_ACTIVITY_
Going line by line through the entries below, count those that contain "this". Give the number by itself.

Data records
▼
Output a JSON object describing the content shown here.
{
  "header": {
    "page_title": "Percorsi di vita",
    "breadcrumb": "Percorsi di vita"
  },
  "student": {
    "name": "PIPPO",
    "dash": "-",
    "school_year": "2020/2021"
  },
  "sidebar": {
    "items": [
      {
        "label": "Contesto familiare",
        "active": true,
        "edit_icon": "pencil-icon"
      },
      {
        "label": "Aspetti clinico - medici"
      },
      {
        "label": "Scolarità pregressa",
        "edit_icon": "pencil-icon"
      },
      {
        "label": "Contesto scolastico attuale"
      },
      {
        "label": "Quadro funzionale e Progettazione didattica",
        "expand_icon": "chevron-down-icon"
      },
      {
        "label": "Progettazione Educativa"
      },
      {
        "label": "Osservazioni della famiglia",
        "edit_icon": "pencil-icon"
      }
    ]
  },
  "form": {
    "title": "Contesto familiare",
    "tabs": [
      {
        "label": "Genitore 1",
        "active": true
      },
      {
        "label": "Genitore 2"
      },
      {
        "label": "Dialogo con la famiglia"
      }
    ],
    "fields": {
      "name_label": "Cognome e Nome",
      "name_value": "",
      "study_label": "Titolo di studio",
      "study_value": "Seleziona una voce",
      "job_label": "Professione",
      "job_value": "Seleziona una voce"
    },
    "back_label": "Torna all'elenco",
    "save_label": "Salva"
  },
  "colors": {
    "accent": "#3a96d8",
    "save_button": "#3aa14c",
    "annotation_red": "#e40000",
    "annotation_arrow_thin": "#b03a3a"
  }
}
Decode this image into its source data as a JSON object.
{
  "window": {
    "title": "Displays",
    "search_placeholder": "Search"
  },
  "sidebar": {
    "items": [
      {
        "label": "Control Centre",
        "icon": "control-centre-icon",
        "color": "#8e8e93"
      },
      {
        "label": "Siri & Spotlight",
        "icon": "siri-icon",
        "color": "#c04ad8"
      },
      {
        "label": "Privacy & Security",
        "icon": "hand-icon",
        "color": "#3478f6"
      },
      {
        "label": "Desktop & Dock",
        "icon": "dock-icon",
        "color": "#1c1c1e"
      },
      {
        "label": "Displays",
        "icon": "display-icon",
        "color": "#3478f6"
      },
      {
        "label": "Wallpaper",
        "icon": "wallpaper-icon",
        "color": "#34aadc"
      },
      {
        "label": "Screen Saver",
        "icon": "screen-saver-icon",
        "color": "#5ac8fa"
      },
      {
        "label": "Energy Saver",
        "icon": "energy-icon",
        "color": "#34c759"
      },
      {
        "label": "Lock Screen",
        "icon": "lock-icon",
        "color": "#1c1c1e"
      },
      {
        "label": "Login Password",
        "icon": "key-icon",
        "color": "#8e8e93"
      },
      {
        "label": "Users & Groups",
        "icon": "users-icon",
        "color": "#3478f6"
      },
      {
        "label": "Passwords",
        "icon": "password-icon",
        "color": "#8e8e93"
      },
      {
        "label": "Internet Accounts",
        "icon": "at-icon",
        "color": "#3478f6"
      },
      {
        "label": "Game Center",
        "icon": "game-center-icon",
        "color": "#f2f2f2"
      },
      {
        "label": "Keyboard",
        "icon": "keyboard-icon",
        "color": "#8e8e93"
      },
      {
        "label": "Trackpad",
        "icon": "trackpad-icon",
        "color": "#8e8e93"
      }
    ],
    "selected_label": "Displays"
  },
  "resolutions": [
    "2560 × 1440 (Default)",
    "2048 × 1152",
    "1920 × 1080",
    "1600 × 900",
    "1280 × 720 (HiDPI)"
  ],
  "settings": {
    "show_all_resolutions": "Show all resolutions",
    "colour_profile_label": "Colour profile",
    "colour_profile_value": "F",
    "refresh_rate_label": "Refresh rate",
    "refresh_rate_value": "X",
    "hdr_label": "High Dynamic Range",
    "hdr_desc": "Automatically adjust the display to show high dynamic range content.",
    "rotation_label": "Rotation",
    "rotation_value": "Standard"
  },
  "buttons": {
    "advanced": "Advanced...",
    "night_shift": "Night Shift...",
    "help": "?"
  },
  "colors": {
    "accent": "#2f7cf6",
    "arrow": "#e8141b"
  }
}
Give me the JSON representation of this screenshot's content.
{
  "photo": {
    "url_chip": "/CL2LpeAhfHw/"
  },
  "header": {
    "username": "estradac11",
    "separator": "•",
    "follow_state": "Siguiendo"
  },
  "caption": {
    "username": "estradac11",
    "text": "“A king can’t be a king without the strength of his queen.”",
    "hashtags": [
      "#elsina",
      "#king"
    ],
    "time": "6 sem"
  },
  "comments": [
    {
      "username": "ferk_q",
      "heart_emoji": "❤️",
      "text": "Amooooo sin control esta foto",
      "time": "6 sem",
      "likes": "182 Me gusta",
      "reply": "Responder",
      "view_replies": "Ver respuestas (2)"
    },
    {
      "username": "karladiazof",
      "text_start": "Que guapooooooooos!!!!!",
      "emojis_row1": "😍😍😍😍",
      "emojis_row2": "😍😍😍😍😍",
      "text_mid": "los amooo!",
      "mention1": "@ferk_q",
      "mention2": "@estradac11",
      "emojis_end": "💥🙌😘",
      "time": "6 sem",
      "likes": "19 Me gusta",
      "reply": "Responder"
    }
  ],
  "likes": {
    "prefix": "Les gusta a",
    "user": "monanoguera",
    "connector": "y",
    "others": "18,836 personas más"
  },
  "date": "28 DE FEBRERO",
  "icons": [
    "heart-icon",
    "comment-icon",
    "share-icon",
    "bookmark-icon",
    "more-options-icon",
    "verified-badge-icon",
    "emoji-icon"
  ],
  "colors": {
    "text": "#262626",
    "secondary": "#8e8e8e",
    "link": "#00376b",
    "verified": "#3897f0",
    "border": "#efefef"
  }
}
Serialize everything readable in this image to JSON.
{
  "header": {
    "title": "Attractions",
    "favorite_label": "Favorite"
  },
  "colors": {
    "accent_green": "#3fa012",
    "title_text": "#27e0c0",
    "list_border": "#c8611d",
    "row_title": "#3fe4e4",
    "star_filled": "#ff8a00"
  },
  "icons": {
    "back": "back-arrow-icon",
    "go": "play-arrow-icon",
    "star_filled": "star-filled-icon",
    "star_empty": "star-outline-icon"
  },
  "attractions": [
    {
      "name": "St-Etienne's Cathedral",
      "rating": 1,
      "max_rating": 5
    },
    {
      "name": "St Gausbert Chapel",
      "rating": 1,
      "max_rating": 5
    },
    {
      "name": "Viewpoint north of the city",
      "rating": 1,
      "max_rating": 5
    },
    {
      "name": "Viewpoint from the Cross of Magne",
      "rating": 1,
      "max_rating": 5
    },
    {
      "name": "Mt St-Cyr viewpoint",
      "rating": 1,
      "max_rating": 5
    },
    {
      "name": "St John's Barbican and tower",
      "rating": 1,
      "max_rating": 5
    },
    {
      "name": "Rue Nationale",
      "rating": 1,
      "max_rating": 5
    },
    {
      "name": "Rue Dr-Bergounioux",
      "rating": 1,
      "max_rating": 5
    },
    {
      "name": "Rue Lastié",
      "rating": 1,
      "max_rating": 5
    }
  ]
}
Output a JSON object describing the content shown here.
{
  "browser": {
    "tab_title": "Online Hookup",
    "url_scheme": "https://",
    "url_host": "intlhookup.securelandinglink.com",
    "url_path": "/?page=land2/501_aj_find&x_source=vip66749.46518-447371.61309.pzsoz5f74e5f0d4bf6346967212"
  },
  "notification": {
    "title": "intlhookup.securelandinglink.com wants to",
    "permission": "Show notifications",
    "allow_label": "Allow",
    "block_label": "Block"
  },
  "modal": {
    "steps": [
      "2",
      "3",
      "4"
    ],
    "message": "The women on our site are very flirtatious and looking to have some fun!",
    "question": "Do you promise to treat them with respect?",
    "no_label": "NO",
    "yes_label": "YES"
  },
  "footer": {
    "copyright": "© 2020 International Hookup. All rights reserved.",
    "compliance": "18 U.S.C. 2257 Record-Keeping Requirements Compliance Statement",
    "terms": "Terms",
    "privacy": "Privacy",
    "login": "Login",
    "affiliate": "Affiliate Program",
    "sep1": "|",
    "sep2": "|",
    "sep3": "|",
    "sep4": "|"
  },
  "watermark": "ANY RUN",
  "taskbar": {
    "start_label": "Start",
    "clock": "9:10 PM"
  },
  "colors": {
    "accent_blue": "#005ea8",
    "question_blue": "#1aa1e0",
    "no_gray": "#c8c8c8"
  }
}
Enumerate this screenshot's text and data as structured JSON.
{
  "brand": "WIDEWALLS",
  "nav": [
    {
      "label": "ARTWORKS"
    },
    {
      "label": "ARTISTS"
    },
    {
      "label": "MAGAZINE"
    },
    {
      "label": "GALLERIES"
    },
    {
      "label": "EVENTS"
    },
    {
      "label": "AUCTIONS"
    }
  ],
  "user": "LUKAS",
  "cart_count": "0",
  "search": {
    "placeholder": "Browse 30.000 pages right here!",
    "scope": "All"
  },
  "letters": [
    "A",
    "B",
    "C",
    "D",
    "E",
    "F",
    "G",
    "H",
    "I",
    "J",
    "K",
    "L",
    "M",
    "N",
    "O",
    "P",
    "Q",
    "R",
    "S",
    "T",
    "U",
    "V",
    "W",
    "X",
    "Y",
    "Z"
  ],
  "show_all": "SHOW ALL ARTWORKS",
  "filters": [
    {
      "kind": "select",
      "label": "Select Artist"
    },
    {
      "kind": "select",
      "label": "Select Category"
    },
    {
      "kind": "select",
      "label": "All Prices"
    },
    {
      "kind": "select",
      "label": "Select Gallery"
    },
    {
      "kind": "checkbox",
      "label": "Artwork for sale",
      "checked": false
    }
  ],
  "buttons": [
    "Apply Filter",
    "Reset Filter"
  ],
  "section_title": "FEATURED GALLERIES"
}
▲
_EXPECTED ANSWER_
4